Meanwhile, eyebrows were raised around the world after the Argentina - just moments before finally getting his hands on the prize him and Argentina craved more than all - was dressed in a robe by the Emir of Qatar, Sheikh Tamim.
Having finally got his hands on the World Cup, his chance to lift the trophy was delayed as he was dressed in the robe by the Emir of Qatar with FIFA president Gianni Infantino watching on rather closely.
Called a bisht, the robe is traditionally worn at major occasions such as weddings and other events and signifies honour and prestige - the significance of the South American being dressed in one by the leader of the country was not lost on many observers.
The bisht is worn by men and is an Arab world-wide item of dress, rather than just a Qatari tradition. It is dark in colour with a light material used to make it. The trimming on the outer edges is made out of real gold. It is a tradition stretching back hundreds of years.
Mustafa Baig, lecturer in Islamic Studies at the University of Exeter, told the DPA News Agency (via Al Jazeera, the Qatari-owned media organisation) of the significance of the bisht.
'So only a select few people would actually wear the bisht,' he said. 'They basically honoured him by putting it over his shoulders. It’s like a mark of honour, and just kind of a cultural welcoming and a cultural acceptance.
'And this is a top occasion.
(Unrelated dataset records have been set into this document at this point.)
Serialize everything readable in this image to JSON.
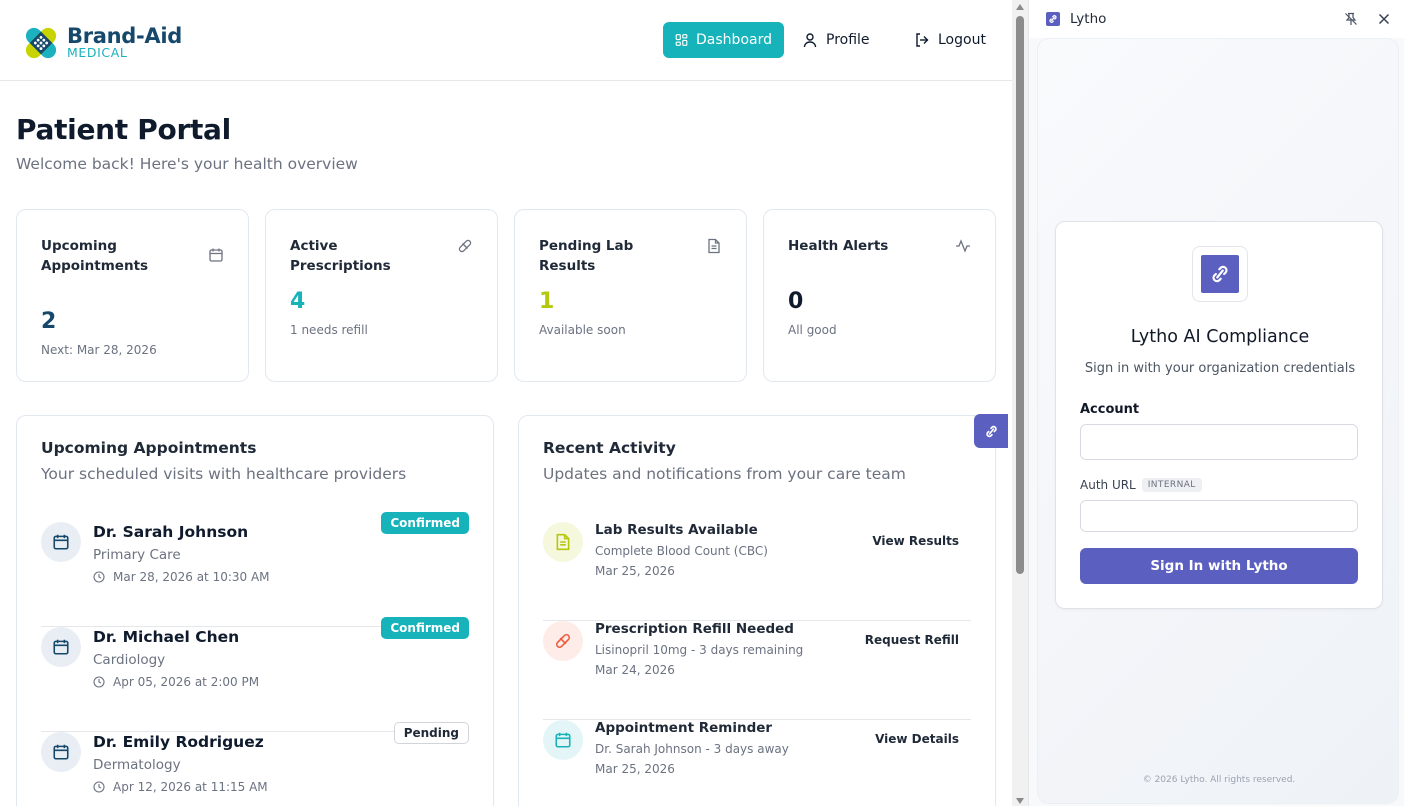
{
  "brand": {
    "name": "Brand-Aid",
    "sub": "MEDICAL"
  },
  "nav": {
    "dashboard": "Dashboard",
    "profile": "Profile",
    "logout": "Logout"
  },
  "page": {
    "title": "Patient Portal",
    "subtitle": "Welcome back! Here's your health overview"
  },
  "stats": [
    {
      "title": "Upcoming Appointments",
      "value": "2",
      "note": "Next: Mar 28, 2026",
      "icon": "calendar-icon",
      "color": "#15486b"
    },
    {
      "title": "Active Prescriptions",
      "value": "4",
      "note": "1 needs refill",
      "icon": "pill-icon",
      "color": "#16b3bb"
    },
    {
      "title": "Pending Lab Results",
      "value": "1",
      "note": "Available soon",
      "icon": "document-icon",
      "color": "#b5c80d"
    },
    {
      "title": "Health Alerts",
      "value": "0",
      "note": "All good",
      "icon": "activity-icon",
      "color": "#0f1b2d"
    }
  ],
  "appointments": {
    "title": "Upcoming Appointments",
    "subtitle": "Your scheduled visits with healthcare providers",
    "items": [
      {
        "doctor": "Dr. Sarah Johnson",
        "specialty": "Primary Care",
        "time": "Mar 28, 2026 at 10:30 AM",
        "status": "Confirmed"
      },
      {
        "doctor": "Dr. Michael Chen",
        "specialty": "Cardiology",
        "time": "Apr 05, 2026 at 2:00 PM",
        "status": "Confirmed"
      },
      {
        "doctor": "Dr. Emily Rodriguez",
        "specialty": "Dermatology",
        "time": "Apr 12, 2026 at 11:15 AM",
        "status": "Pending"
      }
    ]
  },
  "activity": {
    "title": "Recent Activity",
    "subtitle": "Updates and notifications from your care team",
    "items": [
      {
        "title": "Lab Results Available",
        "desc": "Complete Blood Count (CBC)",
        "date": "Mar 25, 2026",
        "action": "View Results",
        "icon": "document-icon",
        "bg": "#f5f8dc",
        "color": "#b5c80d"
      },
      {
        "title": "Prescription Refill Needed",
        "desc": "Lisinopril 10mg - 3 days remaining",
        "date": "Mar 24, 2026",
        "action": "Request Refill",
        "icon": "pill-icon",
        "bg": "#fdece8",
        "color": "#ef5a3c"
      },
      {
        "title": "Appointment Reminder",
        "desc": "Dr. Sarah Johnson - 3 days away",
        "date": "Mar 25, 2026",
        "action": "View Details",
        "icon": "calendar-icon",
        "bg": "#e3f5f6",
        "color": "#16b3bb"
      }
    ]
  },
  "sidepanel": {
    "title": "Lytho",
    "card_title": "Lytho AI Compliance",
    "card_sub": "Sign in with your organization credentials",
    "account_label": "Account",
    "account_value": "",
    "auth_label": "Auth URL",
    "auth_tag": "INTERNAL",
    "auth_value": "",
    "signin": "Sign In with Lytho",
    "footer": "© 2026 Lytho. All rights reserved."
  },
  "colors": {
    "primary": "#16b3bb",
    "brand": "#15486b",
    "lytho": "#5b5fc0"
  }
}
I mean, there’s probably no bigger occasion, so they put it on him as a mark of honour,' he said.
Speaking after the game to BBC Sport, Qatar's secretary general of their World Cup organising committee, Hassan Al Thawadi said it was significant in that it marked the end of a celebration of the entire Arab region and its shared cultures.
'It is a dress for an official occasion and worn for celebrations,' he said. 'This was a celebration of Messi.
'The World Cup had the opportunity to showcase to the world our Arab and Muslim culture. This was not about Qatar, it was a regional celebration.
'People from different walks of life were able to come, experience what was happening here and get to understand that we may not see eye to eye on everything, but we can still celebrate together.'